Friday, February 25, 2005
Cat blog Friday #4
I had this ideal concept of snapping Kuro delicately sniffing the newly opened amaryillis. But, of course, like Howard Hughes and clouds in "The Aviator," you could wait around all year for that. Amaryllis is a rather amazing plant. Or, is it a legume? Or berry, or nut? I have the least green thumb in the world and yet I have luck with these delicate things. I once laid an amaryllis on my friend, dancer Frances Nealy. She was near death, and I gave her one that was also almost ready to expire. Please don't get me wrong here; I am in total accord with Katharine Hepburn who believed that "They just throw you in the ground, shovel some dirt over you, and there's nothing to worry about anymore." But I'll be goldarned if that thing didn't spring back to life even as Frances was in the process of buying the farm. . .or as writer Eve Babitz once described death: "The very last word in your friends having fun without you."
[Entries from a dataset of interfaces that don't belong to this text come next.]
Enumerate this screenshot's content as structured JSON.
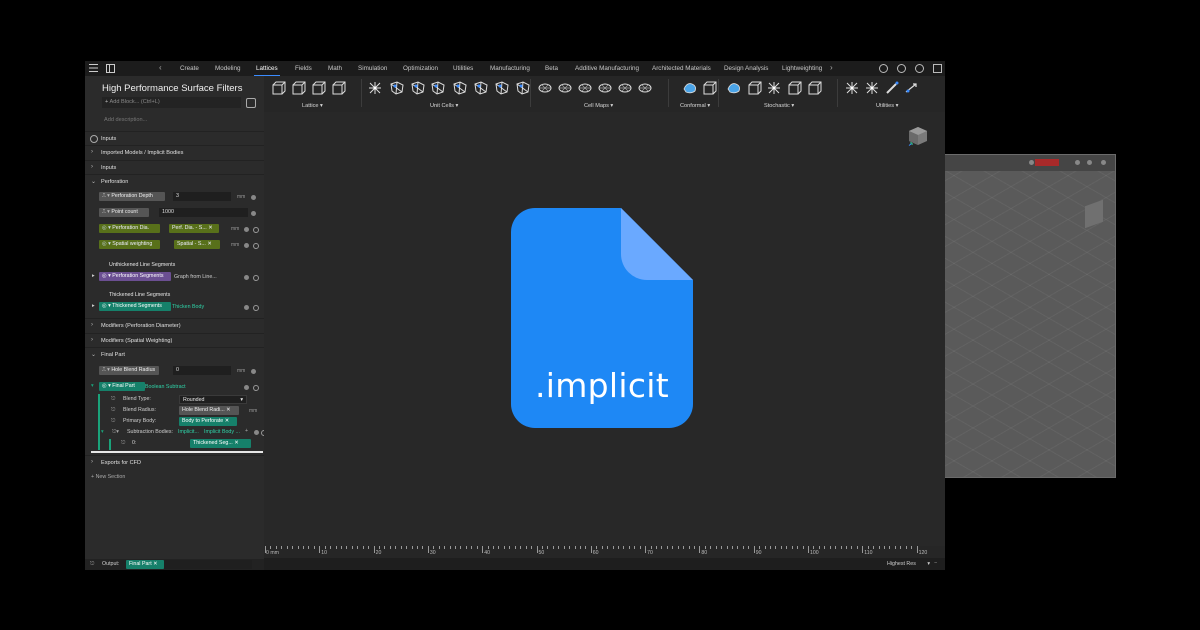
{
  "menu": {
    "tabs": [
      "Create",
      "Modeling",
      "Lattices",
      "Fields",
      "Math",
      "Simulation",
      "Optimization",
      "Utilities",
      "Manufacturing",
      "Beta",
      "Additive Manufacturing",
      "Architected Materials",
      "Design Analysis",
      "Lightweighting"
    ],
    "active_tab": "Lattices"
  },
  "sidebar": {
    "title": "High Performance Surface Filters",
    "add_block_placeholder": "Add Block... (Ctrl+L)",
    "add_description": "Add description...",
    "sections": {
      "inputs_top": "Inputs",
      "imported": "Imported Models / Implicit Bodies",
      "inputs": "Inputs",
      "perforation": "Perforation",
      "modifiers_perf": "Modifiers (Perforation Diameter)",
      "modifiers_spatial": "Modifiers (Spatial Weighting)",
      "final_part": "Final Part",
      "exports": "Exports for CFD"
    },
    "perforation_depth": {
      "label": "Perforation Depth",
      "value": "3",
      "unit": "mm"
    },
    "point_count": {
      "label": "Point count",
      "value": "1000"
    },
    "perforation_dia": {
      "label": "Perforation Dia.",
      "value": "Perf. Dia. - S...",
      "unit": "mm"
    },
    "spatial_weighting": {
      "label": "Spatial weighting",
      "value": "Spatial - S...",
      "unit": "mm"
    },
    "unthickened_heading": "Unthickened Line Segments",
    "perforation_segments": {
      "label": "Perforation Segments",
      "value": "Graph from Line..."
    },
    "thickened_heading": "Thickened Line Segments",
    "thickened_segments": {
      "label": "Thickened Segments",
      "value": "Thicken Body"
    },
    "hole_blend_radius": {
      "label": "Hole Blend Radius",
      "value": "0",
      "unit": "mm"
    },
    "final_part_block": {
      "label": "Final Part",
      "op": "Boolean Subtract"
    },
    "blend_type": {
      "label": "Blend Type:",
      "value": "Rounded"
    },
    "blend_radius": {
      "label": "Blend Radius:",
      "value": "Hole Blend Radi...",
      "unit": "mm"
    },
    "primary_body": {
      "label": "Primary Body:",
      "value": "Body to Perforate"
    },
    "subtraction_bodies": {
      "label": "Subtraction Bodies:",
      "type": "Implicit...",
      "value": "Implicit Body ..."
    },
    "sub_item": {
      "index": "0:",
      "value": "Thickened Seg..."
    },
    "new_section": "New Section",
    "output": {
      "label": "Output:",
      "value": "Final Part"
    }
  },
  "toolbar": {
    "groups": [
      "Lattice",
      "Unit Cells",
      "Cell Maps",
      "Conformal",
      "Stochastic",
      "Utilities"
    ]
  },
  "ruler": {
    "unit_label": "0 mm",
    "ticks": [
      "10",
      "20",
      "30",
      "40",
      "50",
      "60",
      "70",
      "80",
      "90",
      "100",
      "110",
      "120"
    ]
  },
  "status": {
    "resolution": "Highest Res"
  },
  "overlay": {
    "file_extension": ".implicit"
  },
  "colors": {
    "accent": "#3b8cff",
    "file_blue": "#1e88f5",
    "file_fold": "#6aa9ff",
    "teal": "#2fd3a8"
  }
}
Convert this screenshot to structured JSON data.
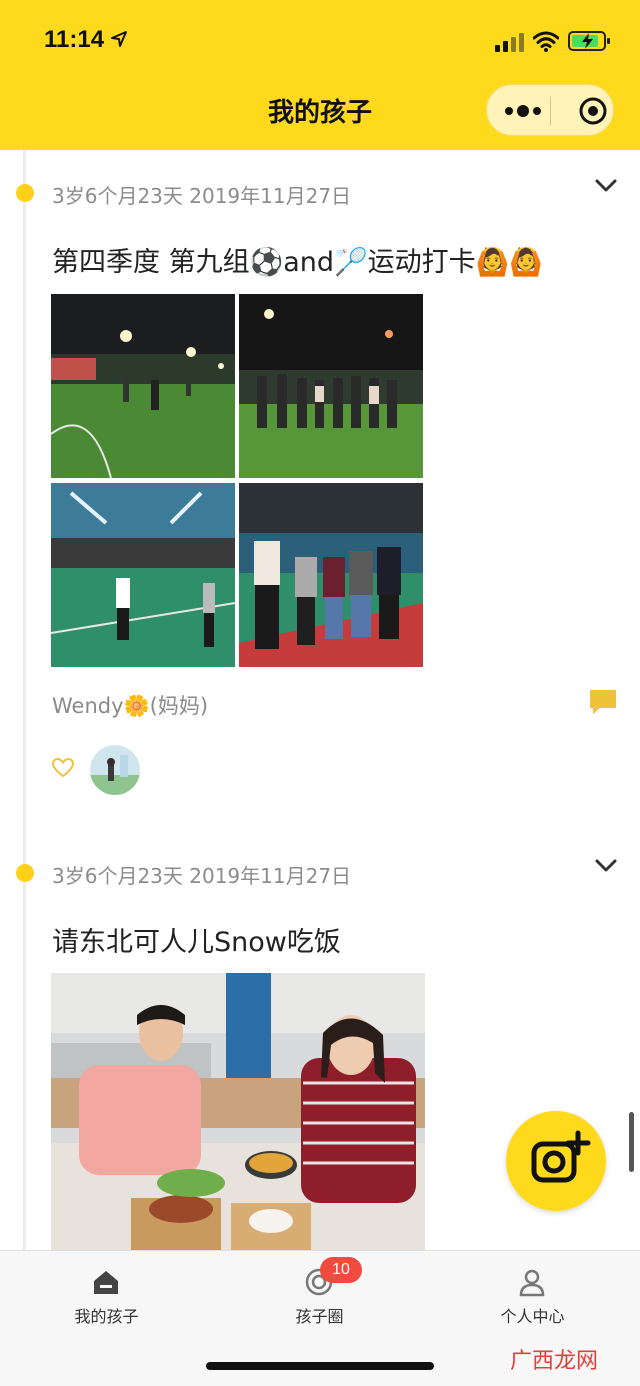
{
  "status_bar": {
    "time": "11:14"
  },
  "nav": {
    "title": "我的孩子"
  },
  "posts": [
    {
      "date": "3岁6个月23天 2019年11月27日",
      "text": "第四季度 第九组⚽and🏸运动打卡🙆🙆",
      "author": "Wendy🌼(妈妈)"
    },
    {
      "date": "3岁6个月23天 2019年11月27日",
      "text": "请东北可人儿Snow吃饭"
    }
  ],
  "tabs": [
    {
      "label": "我的孩子",
      "icon": "home-icon"
    },
    {
      "label": "孩子圈",
      "icon": "circle-icon",
      "badge": "10"
    },
    {
      "label": "个人中心",
      "icon": "person-icon"
    }
  ],
  "watermark": "广西龙网",
  "colors": {
    "accent": "#FFD91C",
    "timeline_dot": "#FFD11A",
    "badge": "#F04B3E",
    "watermark": "#E2403A"
  }
}
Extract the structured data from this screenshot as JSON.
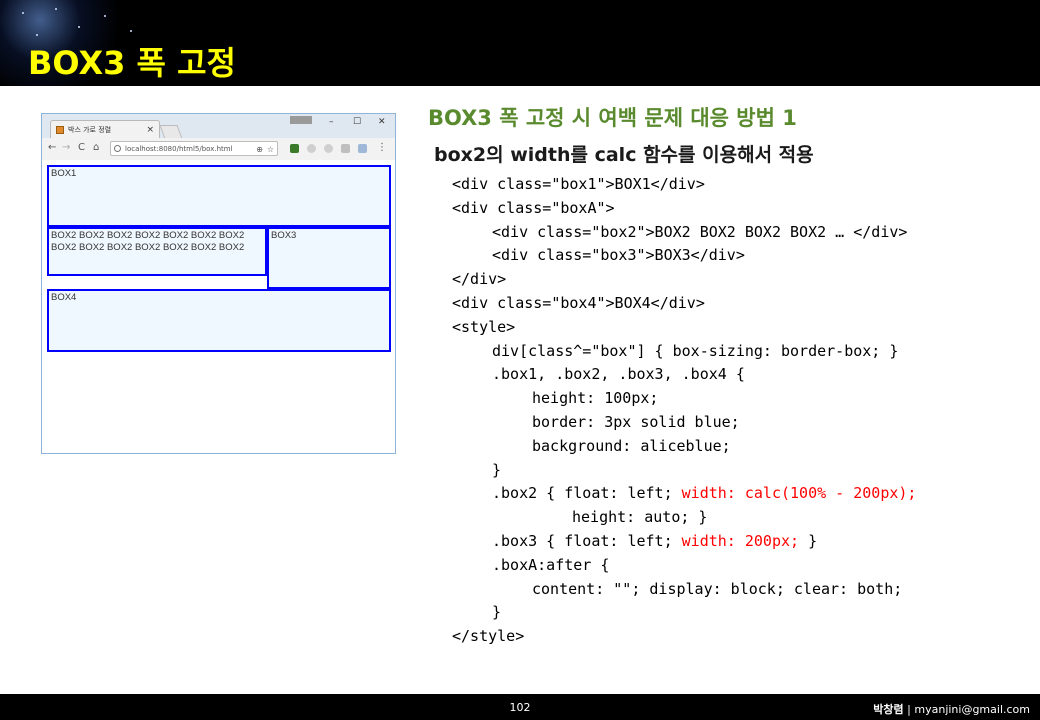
{
  "slide": {
    "title": "BOX3 폭 고정",
    "subtitle": "BOX3 폭 고정 시 여백 문제 대응 방법 1",
    "heading": "box2의 width를 calc 함수를 이용해서 적용",
    "colors": {
      "title": "#ffff00",
      "subtitle": "#5a8a2e",
      "highlight": "#ff0000",
      "demo_border": "#0000ff",
      "demo_background": "#f0f8ff"
    }
  },
  "browser": {
    "tab_label": "박스 가로 정렬",
    "tab_close": "×",
    "window_controls": [
      "–",
      "☐",
      "✕"
    ],
    "nav_buttons": [
      "←",
      "→",
      "C",
      "⌂"
    ],
    "url": "localhost:8080/html5/box.html",
    "menu": "⋮",
    "boxes": {
      "box1": "BOX1",
      "box2": "BOX2 BOX2 BOX2 BOX2 BOX2 BOX2 BOX2 BOX2 BOX2 BOX2 BOX2 BOX2 BOX2 BOX2",
      "box3": "BOX3",
      "box4": "BOX4"
    }
  },
  "code": {
    "lines": [
      {
        "indent": 0,
        "parts": [
          {
            "t": "<div class=\"box1\">BOX1</div>"
          }
        ]
      },
      {
        "indent": 0,
        "parts": [
          {
            "t": "<div class=\"boxA\">"
          }
        ]
      },
      {
        "indent": 1,
        "parts": [
          {
            "t": "<div class=\"box2\">BOX2 BOX2 BOX2 BOX2 … </div>"
          }
        ]
      },
      {
        "indent": 1,
        "parts": [
          {
            "t": "<div class=\"box3\">BOX3</div>"
          }
        ]
      },
      {
        "indent": 0,
        "parts": [
          {
            "t": "</div>"
          }
        ]
      },
      {
        "indent": 0,
        "parts": [
          {
            "t": "<div class=\"box4\">BOX4</div>"
          }
        ]
      },
      {
        "indent": 0,
        "parts": [
          {
            "t": "<style>"
          }
        ]
      },
      {
        "indent": 1,
        "parts": [
          {
            "t": "div[class^=\"box\"] { box-sizing: border-box; }"
          }
        ]
      },
      {
        "indent": 1,
        "parts": [
          {
            "t": ".box1, .box2, .box3, .box4 {"
          }
        ]
      },
      {
        "indent": 2,
        "parts": [
          {
            "t": "height: 100px;"
          }
        ]
      },
      {
        "indent": 2,
        "parts": [
          {
            "t": "border: 3px solid blue;"
          }
        ]
      },
      {
        "indent": 2,
        "parts": [
          {
            "t": "background: aliceblue;"
          }
        ]
      },
      {
        "indent": 1,
        "parts": [
          {
            "t": "}"
          }
        ]
      },
      {
        "indent": 1,
        "parts": [
          {
            "t": ".box2 { float: left; "
          },
          {
            "t": "width: calc(100% - 200px);",
            "red": true
          }
        ]
      },
      {
        "indent": 3,
        "parts": [
          {
            "t": "height: auto; }"
          }
        ]
      },
      {
        "indent": 1,
        "parts": [
          {
            "t": ".box3 { float: left; "
          },
          {
            "t": "width: 200px;",
            "red": true
          },
          {
            "t": " }"
          }
        ]
      },
      {
        "indent": 1,
        "parts": [
          {
            "t": ".boxA:after {"
          }
        ]
      },
      {
        "indent": 2,
        "parts": [
          {
            "t": "content: \"\"; display: block; clear: both;"
          }
        ]
      },
      {
        "indent": 1,
        "parts": [
          {
            "t": "}"
          }
        ]
      },
      {
        "indent": 0,
        "parts": [
          {
            "t": "</style>"
          }
        ]
      }
    ]
  },
  "footer": {
    "page": "102",
    "author": "박창렴",
    "separator": " | ",
    "email": "myanjini@gmail.com"
  }
}
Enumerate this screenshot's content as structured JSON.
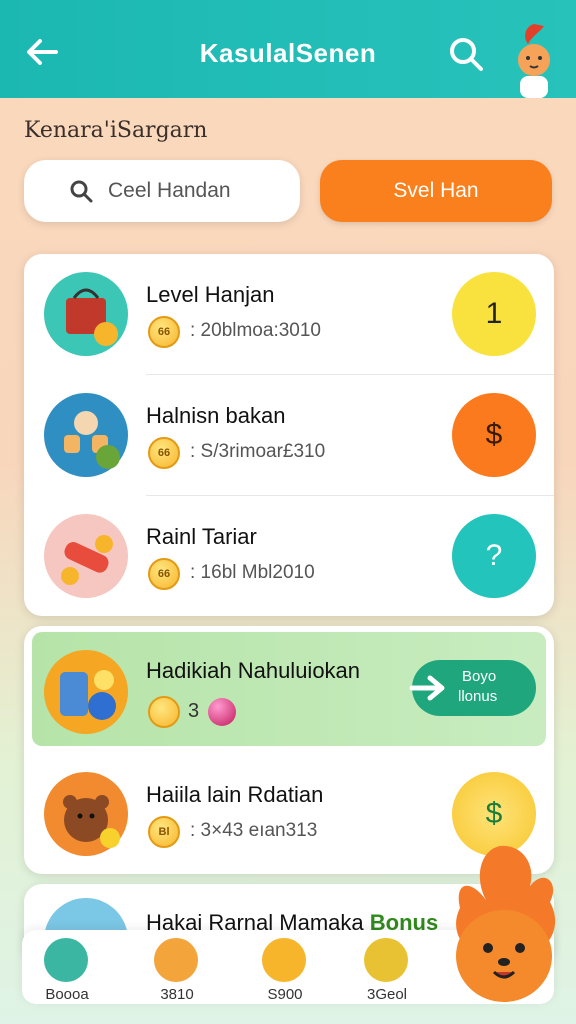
{
  "header": {
    "title": "KasulalSenen"
  },
  "subtitle": "Kenara'iSargarn",
  "search": {
    "placeholder": "Ceel Handan",
    "button_label": "Svel Han"
  },
  "rows": [
    {
      "name": "Level Hanjan",
      "coin_label": "66",
      "meta": ": 20blmoa:3010",
      "badge": "1",
      "badge_color": "#f9e23d",
      "badge_text_color": "#222"
    },
    {
      "name": "Halnisn bakan",
      "coin_label": "66",
      "meta": ": S/3rimoar£310",
      "badge": "$",
      "badge_color": "#fa7a1d",
      "badge_text_color": "#3a1a00"
    },
    {
      "name": "Rainl Tariar",
      "coin_label": "66",
      "meta": ": 16bl Mbl2010",
      "badge": "?",
      "badge_color": "#22c4bb",
      "badge_text_color": "#ffffff"
    },
    {
      "name": "Haiila lain Rdatian",
      "coin_label": "Bl",
      "meta": ": 3×43 eıan313",
      "badge": "$",
      "badge_color": "#fbd33c",
      "badge_text_color": "#1b7d3a"
    }
  ],
  "promo": {
    "name": "Hadikiah Nahuluiokan",
    "count": "3",
    "button_line1": "Boyo",
    "button_line2": "llonus"
  },
  "partial_row": {
    "name": "Hakai Rarnal Mamaka",
    "highlight": "Bonus"
  },
  "nav": [
    {
      "label": "Boooa",
      "icon": "wheel-icon",
      "color": "#3bb6a2"
    },
    {
      "label": "3810",
      "icon": "treasure-icon",
      "color": "#f3a43a"
    },
    {
      "label": "S900",
      "icon": "smile-coin-icon",
      "color": "#f7b52c"
    },
    {
      "label": "3Geol",
      "icon": "dollar-coin-icon",
      "color": "#e9c234"
    }
  ]
}
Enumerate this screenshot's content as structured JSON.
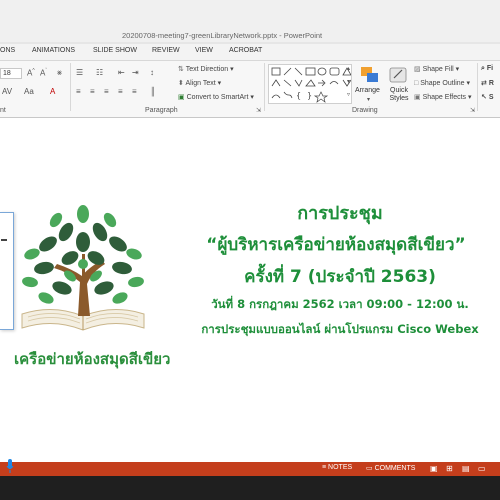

Frances' best friend was actress Cora Lee Day. She was one of the stars of Julie Dash's terrific film, "Daughters of the Dust." Not long after Frances died in 1997, I was driving to the grocery store, saw Cora standing on the sidewalk and pulled over to chat. Mostly, we talked about Frances. Cora Lee, who was the last person to her alive, told me that Frances had tapped out a time step on her (Cora's) palm and then passed. I got so verklempt when Cora told me the story that day that I had to turn around and drive back home. I'm all better now, thank you.
I was always astonished by the fact that in all of her 79 years, every penny Frances had earned had come from show business, especially as a fairly big (perhaps "respected" is the better word) fish in smallish pond of tap dancing. As for Cora, for a brief, mercurial (and hysterically funny) moment in time, she was also a professional jazz singer, but I'll save that one for some other time.
Frances Nealy was the classiest and most dignified creature you can imagine; the sort who never took the garbage out unless she was dressed to the nines. That's the way old troopers were.
Not long before she died, I happened to look out on her terrace and see an American flag stuck in one of the pots. I had never known Frances to be unduly patriotic, and so I asked:
"Why do you have that flag out there?"
"Oh, honey," she said. "That's pot. But if I stick a flag in there and anyone happens to come snooping around they won't pay any attention to it."
Twilight of the gods, I tell you. Twilight of the gods.
Posted by Bill Reed at 9:09 AM